The New York Times just confirmed that Clinton was right — and reveals why President Trump has tried so hard to keep his taxes secret. It somehow managed to obtain Trump’s tax returns, which show that he is either a terrible businessman or a massive tax cheat — or possibly both. He managed to pay no federal income taxes at all in 10 of the previous 15 years — and only $750 in 2016 and 2017 — by claiming vast losses from his business empire. That $750 figure is a killer because it’s a number that middle-class Americans can understand. As a just-released Biden campaign ad points out, that’s far less than the taxes paid by the average teacher, nurse or firefighter.
The latest Times story neatly complements a previous Times scoop in 2018 which showed that, far from being a self-made man, young Trump received $413 million from his father — and squandered it in a series of failed deals. The new article picks up the story, showing that Trump received another windfall from “The Apprentice” and related deals — and then promptly squandered that, too. By July, the newspaper reports, the supposed billionaire had no more than $873,000 in securities left to sell.

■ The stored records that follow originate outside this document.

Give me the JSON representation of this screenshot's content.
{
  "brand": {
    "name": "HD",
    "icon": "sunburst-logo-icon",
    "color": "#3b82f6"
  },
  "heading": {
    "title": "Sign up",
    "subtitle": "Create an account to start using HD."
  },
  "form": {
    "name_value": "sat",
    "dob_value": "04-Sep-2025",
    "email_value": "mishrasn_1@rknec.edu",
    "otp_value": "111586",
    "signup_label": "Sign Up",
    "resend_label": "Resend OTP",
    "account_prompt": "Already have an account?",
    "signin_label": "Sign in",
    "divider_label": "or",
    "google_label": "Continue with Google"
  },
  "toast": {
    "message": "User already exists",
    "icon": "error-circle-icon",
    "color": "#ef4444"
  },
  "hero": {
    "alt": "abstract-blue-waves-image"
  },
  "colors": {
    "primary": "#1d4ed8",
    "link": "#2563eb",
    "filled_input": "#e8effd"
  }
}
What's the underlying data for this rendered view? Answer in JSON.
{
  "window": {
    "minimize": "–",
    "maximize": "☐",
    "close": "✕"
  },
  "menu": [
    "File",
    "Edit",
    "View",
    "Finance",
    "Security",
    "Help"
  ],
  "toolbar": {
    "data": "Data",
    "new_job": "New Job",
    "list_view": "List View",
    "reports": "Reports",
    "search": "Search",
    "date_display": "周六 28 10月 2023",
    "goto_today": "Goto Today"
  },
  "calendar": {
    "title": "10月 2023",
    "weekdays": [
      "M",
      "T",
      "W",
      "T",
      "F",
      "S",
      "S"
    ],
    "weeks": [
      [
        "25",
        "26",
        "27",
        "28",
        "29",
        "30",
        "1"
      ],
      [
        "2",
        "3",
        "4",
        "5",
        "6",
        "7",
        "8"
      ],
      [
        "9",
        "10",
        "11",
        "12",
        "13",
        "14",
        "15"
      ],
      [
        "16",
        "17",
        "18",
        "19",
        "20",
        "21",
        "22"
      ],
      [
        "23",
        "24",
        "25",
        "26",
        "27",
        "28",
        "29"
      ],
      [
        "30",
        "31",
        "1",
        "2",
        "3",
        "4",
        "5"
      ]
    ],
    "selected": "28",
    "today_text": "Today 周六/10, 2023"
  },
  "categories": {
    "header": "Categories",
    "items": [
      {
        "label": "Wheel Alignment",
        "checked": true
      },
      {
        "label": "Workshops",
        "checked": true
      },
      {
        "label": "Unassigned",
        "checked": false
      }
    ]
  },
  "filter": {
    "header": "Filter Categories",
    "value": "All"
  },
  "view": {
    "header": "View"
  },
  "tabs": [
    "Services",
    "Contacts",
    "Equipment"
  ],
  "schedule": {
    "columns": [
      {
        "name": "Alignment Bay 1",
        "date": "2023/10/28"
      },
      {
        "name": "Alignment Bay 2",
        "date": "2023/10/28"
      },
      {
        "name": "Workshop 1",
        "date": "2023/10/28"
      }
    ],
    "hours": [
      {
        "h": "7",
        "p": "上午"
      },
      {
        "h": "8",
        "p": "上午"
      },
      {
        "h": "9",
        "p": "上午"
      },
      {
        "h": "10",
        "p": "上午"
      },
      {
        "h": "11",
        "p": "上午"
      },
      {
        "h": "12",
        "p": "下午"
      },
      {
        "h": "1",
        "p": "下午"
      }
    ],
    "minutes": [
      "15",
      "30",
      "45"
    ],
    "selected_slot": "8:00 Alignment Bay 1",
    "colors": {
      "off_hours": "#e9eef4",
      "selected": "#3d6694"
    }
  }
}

The Times article supports the assumption that Trump ran for president in 2015 — a race he never expected to win — to revive his flagging fortunes. That is, in fact, what Trump’s former lawyer, Michael Cohen, told Congress last year: “Mr. Trump would often say this campaign was going to be the greatest infomercial in political history. . . . The campaign for him was always a marketing opportunity.”
Once Trump unexpectedly won, the marketing opportunities only increased for the most unethical president in our history. Citizens for Responsibility and Ethics in Washington (CREW) just released a report showing that Trump has 3,400 conflicts of interest. He has profited from his presidency by making repeated visits to his own properties with his vast entourage in tow, while lobbyists, political groups and foreign governments have also paid to stay at his properties.
Trump tried to secure even more lucrative paydays by announcing that the Group of Seven summit would be held at his Miami-area golf resort and reportedly instructing the U.S. ambassador in London to pressure the British government to move the British Open golf tournament to his Scottish resort. Both schemes blew up in Trump’s face, raising the issue of why someone as rich as he claims to be would engage in such blatant profiteering. Now, we know the answer. Trump is not just less wealthy than he claims; he is up to his eyeballs in debt.
The Times reports that Trump is on the hook for $421 million in debt, much of which is coming due soon. As former FBI agent Josh Campbell points out, that much debt “disqualifies most people from obtaining a government security clearance,” because the U.S. government “views this as a vulnerability and a point of leverage for foreign adversaries seeking access to classified information.”
The Times account did not specify who Trump’s creditors are and sheds little light on his business connections with Russia. It did note that he made more money from holding the Miss Universe pageant in Moscow in 2013 — $2.3 million — than from any other pageant. That money came from the Agalarov family, which is close to Russian President Vladimir Putin, and which lost $10 million on the transaction.
This should serve as a reminder that special counsel Robert S. Mueller III refused to look into Trump’s financial dealings with Russia, which Trump said was a red line for him. That investigation still needs to be conducted. But even the bare facts revealed by the Times show why both former FBI agent Peter Strzok and former director of national intelligence Daniel Coats suspect that (as Coats told Bob Woodward) “Putin had something on Trump.”
And Putin isn’t alone. The Times shows that Trump made millions of dollars during his presidency from licensing deals in places such as the Philippines, Turkey and India, rendering him vulnerable to pressure from the strongmen in power in all of those countries. Indeed, former national security adviser John Bolton said that Trump’s decision-making on Turkey was motivated by Trump’s business interests. That is a shocking corruption of U.S. foreign policy.
Will any of it matter? It’s true that the Times’s revelations are unlikely to move Trump’s devoted supporters to vote for Joe Biden. But they do disrupt Trump’s ability to get his message across with only 36 days left in an election that he is losing.
The Times has done an impressive job of getting the truth out, and now it is up to the voters to decide whether they want to reelect a flimflam man. The Times account makes clear that Trump is desperate to stay in office in no small part because he needs to profit from the presidency — and to avoid the risk of prosecution for tax fraud and other possible crimes.